By Brendan Boyle
It’s easier after three exhausting days in their capital to understand how Italians tolerate Silvio Berlusconi.
Surrounded as they are by 2400 years of history and in a city so full of life, Romans probably feel that like Nero, the iron grip of an intolerant papacy or Mussolini, their affliction will pass.
Instead, amongst the throng of tourists clogging their narrow streets, many seem to be reveling in the stimulation of their vibrant city.
Books, newspapers and magazines are everywhere – not just on the back shelves of supermarkets or in shopping malls.
The book market on a tree-lined pavement of the Piazza del Cinquecento outside the main station offers everything from Italian, French and English literature to pornography.
One vendor has leather leather bound volumes on the great composers, another offers art from the academic to the coffee-table style.

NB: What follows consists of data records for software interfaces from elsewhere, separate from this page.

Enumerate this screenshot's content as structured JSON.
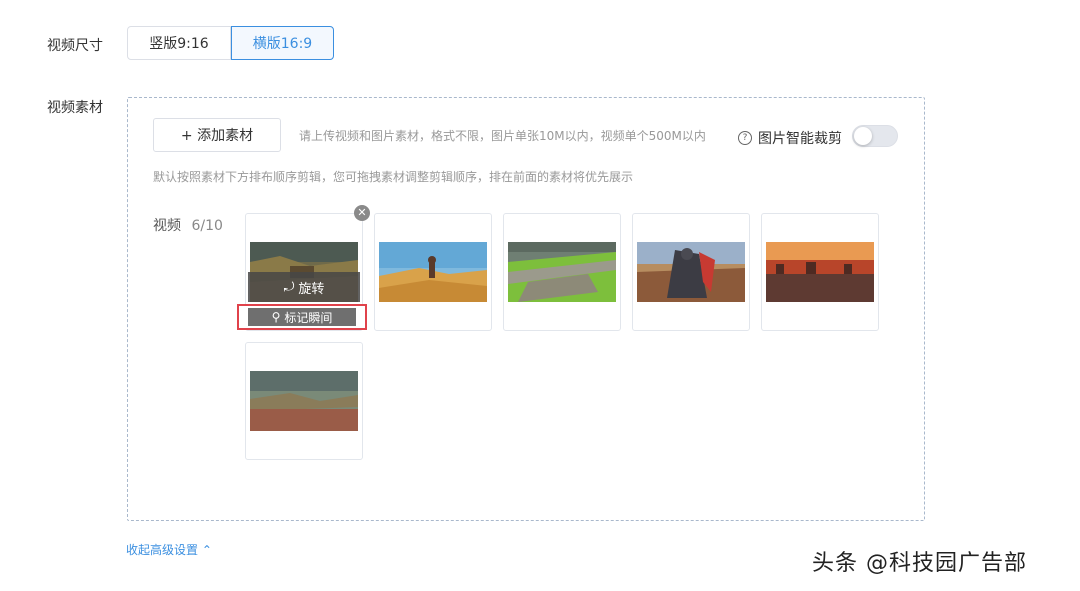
{
  "video_size": {
    "label": "视频尺寸",
    "options": [
      "竖版9:16",
      "横版16:9"
    ],
    "selected": "横版16:9"
  },
  "material": {
    "label": "视频素材",
    "add_button": "+ 添加素材",
    "upload_hint": "请上传视频和图片素材，格式不限，图片单张10M以内，视频单个500M以内",
    "smart_crop_label": "图片智能裁剪",
    "smart_crop_on": false,
    "order_hint": "默认按照素材下方排布顺序剪辑，您可拖拽素材调整剪辑顺序，排在前面的素材将优先展示",
    "video_count_label": "视频",
    "video_count": "6/10",
    "rotate_label": "旋转",
    "mark_label": "标记瞬间",
    "thumbnails": [
      {
        "name": "thumb-battle-cliff"
      },
      {
        "name": "thumb-desert-figure"
      },
      {
        "name": "thumb-castle-wall"
      },
      {
        "name": "thumb-warrior-crowd"
      },
      {
        "name": "thumb-burning-fortress"
      },
      {
        "name": "thumb-landscape-horizon"
      }
    ]
  },
  "collapse_link": "收起高级设置 ⌃",
  "watermark": "头条 @科技园广告部",
  "colors": {
    "accent": "#3b8fe0",
    "highlight_border": "#e0424b"
  }
}
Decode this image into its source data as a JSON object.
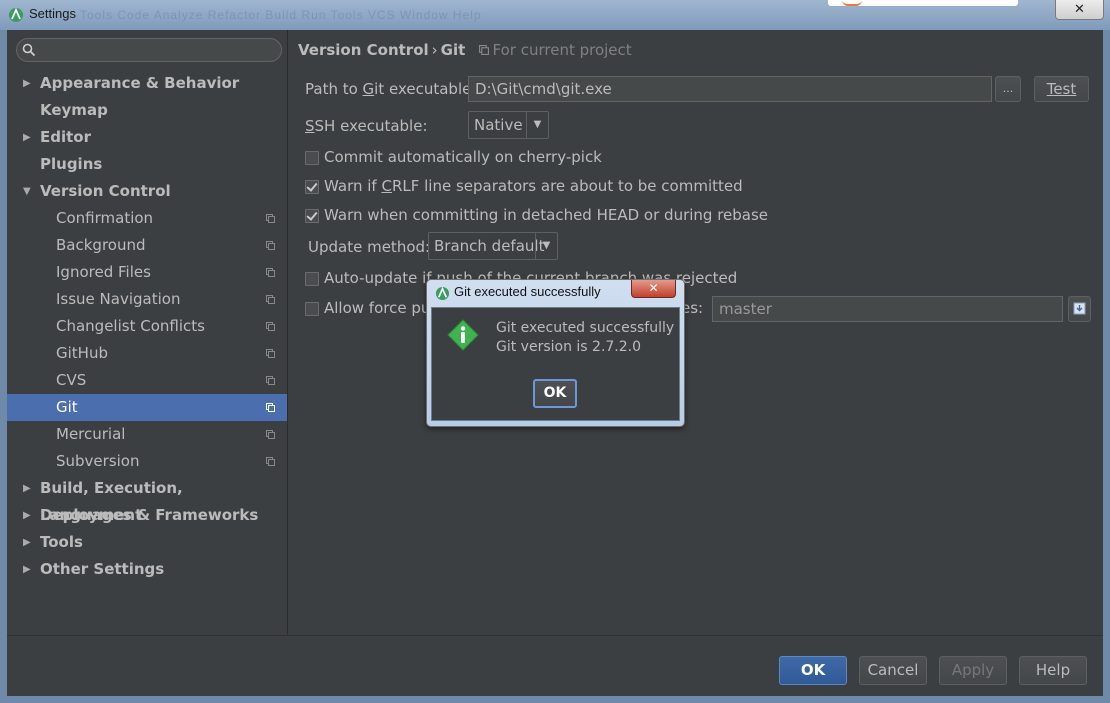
{
  "window": {
    "title": "Settings",
    "ghost_menu": "Tools  Code  Analyze  Refactor  Build  Run  Tools  VCS  Window  Help",
    "close_label": "✕"
  },
  "search": {
    "placeholder": ""
  },
  "sidebar": {
    "items": [
      {
        "label": "Appearance & Behavior",
        "arrow": "▶"
      },
      {
        "label": "Keymap"
      },
      {
        "label": "Editor",
        "arrow": "▶"
      },
      {
        "label": "Plugins"
      },
      {
        "label": "Version Control",
        "arrow": "▼"
      },
      {
        "label": "Confirmation"
      },
      {
        "label": "Background"
      },
      {
        "label": "Ignored Files"
      },
      {
        "label": "Issue Navigation"
      },
      {
        "label": "Changelist Conflicts"
      },
      {
        "label": "GitHub"
      },
      {
        "label": "CVS"
      },
      {
        "label": "Git"
      },
      {
        "label": "Mercurial"
      },
      {
        "label": "Subversion"
      },
      {
        "label": "Build, Execution, Deployment",
        "arrow": "▶"
      },
      {
        "label": "Languages & Frameworks",
        "arrow": "▶"
      },
      {
        "label": "Tools",
        "arrow": "▶"
      },
      {
        "label": "Other Settings",
        "arrow": "▶"
      }
    ]
  },
  "breadcrumb": {
    "section": "Version Control",
    "sep": "›",
    "page": "Git",
    "scope": "For current project"
  },
  "git": {
    "path_label_pre": "Path to ",
    "path_label_u": "G",
    "path_label_post": "it executable:",
    "path_value": "D:\\Git\\cmd\\git.exe",
    "browse_label": "...",
    "test_label": "Test",
    "ssh_label_u": "S",
    "ssh_label_post": "SH executable:",
    "ssh_value": "Native",
    "dropdown_glyph": "▼",
    "cherry_pick_label": "Commit automatically on cherry-pick",
    "crlf_label_pre": "Warn if ",
    "crlf_label_u": "C",
    "crlf_label_post": "RLF line separators are about to be committed",
    "detached_label": "Warn when committing in detached HEAD or during rebase",
    "update_method_label": "Update method:",
    "update_method_value": "Branch default",
    "auto_update_label": "Auto-update if push of the current branch was rejected",
    "force_push_label": "Allow force push",
    "protected_label_tail": "es:",
    "protected_value": "master"
  },
  "footer": {
    "ok": "OK",
    "cancel": "Cancel",
    "apply": "Apply",
    "help": "Help"
  },
  "dialog": {
    "title": "Git executed successfully",
    "close_label": "✕",
    "message_line1": "Git executed successfully",
    "message_line2": "Git version is 2.7.2.0",
    "ok": "OK"
  },
  "colors": {
    "selection": "#4b6eaf",
    "background": "#3c3f41",
    "dialog_icon": "#3fb34f"
  }
}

There are old copies of Rolling Stone, biographies of Bob Dylan and Shakespeare in languages I could not identify.
Near the Pantheon, a corner news vendor sells newspapers in Italian, English and French and a host of magazines under a green awning carrying the brand of The Economist.
And in the throbbing Trastevere, where life seems magnified, the warm glow of a book shop invites visitors from amongst the crowds promenading past and another outdoor vendor reflects the support, perhaps long past, of the venerable International Herald Tribune.
On the Circus Maximus, where chariot races and their super stars were the equivalent 2000 years ago of today’s Formula One circuit and champions, Romans jog or walk their dogs in the 9pm twilight.
On the banks of the nearby Tiber, an anonymous couple sit face-to-face on the broad stone wall of a staircase sharing a bottle of wine with bread and cheese.
Rome has died at least once in its long history. The Catholic Church, responsible for much of the awesome architectural heritage that anchors the city’s wealth, has not always been kind. Now Italy’s massive debt threatens the country and, by extension, its capital.
But with so much going for it, Rome seems bigger than any Berlusconi in a way that Africa’s promise doesn’t. Not yet, anyway.
ALL PICTURES BY BRENDAN BOYLE